The community citizenship ceremonies hosted by the Institute for Canadian Citizenship are a celebration of new Canadian citizens, offering a unique opportunity to reflect on the meaning of active citizenship. Every ceremony is preceded by lively roundtable discussions hosted by community leaders, followed by an informal reception.
Sue Gardner, a leader and thinker at the forefront of the digital age will deliver the 16th LaFontaine-Baldwin Lecture. Gardner played a crucial role in the explosive growth of Wikipedia. As head of cbc.ca, she reinvented the CBC’s place in the digital world. Ranked by Forbes as one of the world’s most powerful women, Gardner is a rare and arresting voice whose work addresses the dilemmas raised by technology, and the personal and societal questions each of us must face.
Technology promised free speech, free information, and a new digital commons. A connected utopia balancing privacy and access to improve our world. This colossal platform for organizing, communicating, and mobilizing holds the potential for real, offline change. But it’s under threat. Marketing algorithms, the surveillance economy, and privacy breaches challenge our trust.
Is our online connection isolating us offline? Is technology truly a tool for citizenship?
Power and privilege are changing. Traditional structures persist, but influence has spread to different places, and is in different hands. These shifts create opportunities for empowerment, but also disenfranchisement. Some people are still left on the outside, looking in. But the evolving democratization of power is applying external pressure for institutional change.

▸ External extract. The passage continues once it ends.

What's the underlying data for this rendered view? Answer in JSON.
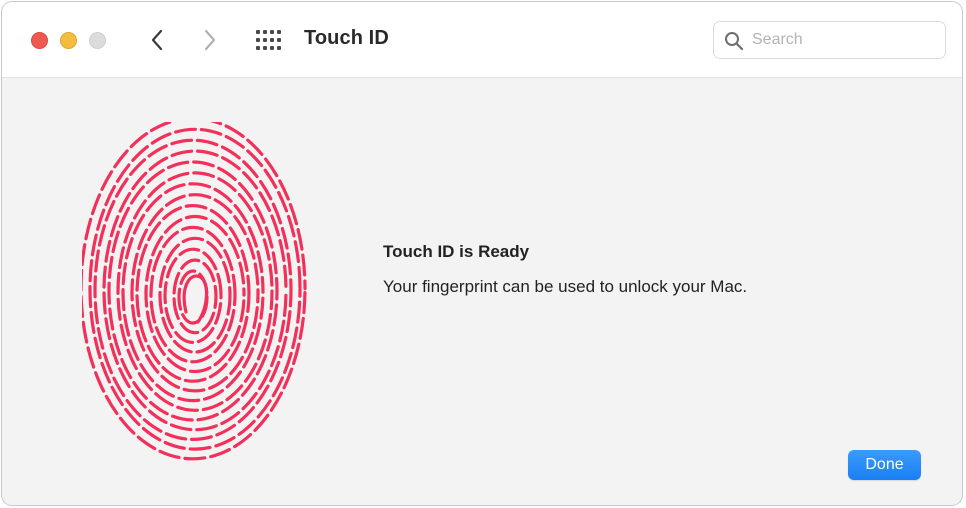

Whose voices are being heard? How do we serve the many instead of the few?
Join us for an evening of stories, song, dance and creative collaboration.
Our special guest is award-winning musician, actor, author and activist Emmanuel Jal. From child soldier in South Sudan to sharing a stage with artists such as Lauryn Hill, Peter Gabriel and Alicia Keys, Jal spreads his powerful message of peace through music.
The dichotomies between opportunity and threat, agency and apathy, have never been more starkly felt. They’re real and part of our world. Yet, instead of working toward our shared goal of inclusion and a fair society, we focus on emerging fault lines, distrusting the intentions of those with whom we share anxieties, aspirations, and ultimately, our fate.
How do we find common ground? How do we re-engage, as citizens, in citizenship itself?
How do conversations, and the ideas emerging from them, become concrete solutions and calls to action? How, too, do we ensure that everyone at 6 Degrees gets to contribute? For our final 360, we leave the circle open and invite everyone in the space to work together to frame what we’ve learned, and decide what the next steps should be.
The Adrienne Clarkson Prize for Global Citizenship is awarded annually to a leader whose life work has demonstrated a steadfast commitment to the ideals of belonging and inclusion. Through words, actions, and results, recipients encourage thought, dialogue, approaches, and strategies that strive to remove barriers, change attitudes, and reinforce the principles of tolerance and respect. The 2018 laureate is Margaret Atwood. Her brilliant writing and dedication to civic participation demonstrate a fearless commitment to the ideals of belonging and citizenship, and to the principles of tolerance and respect.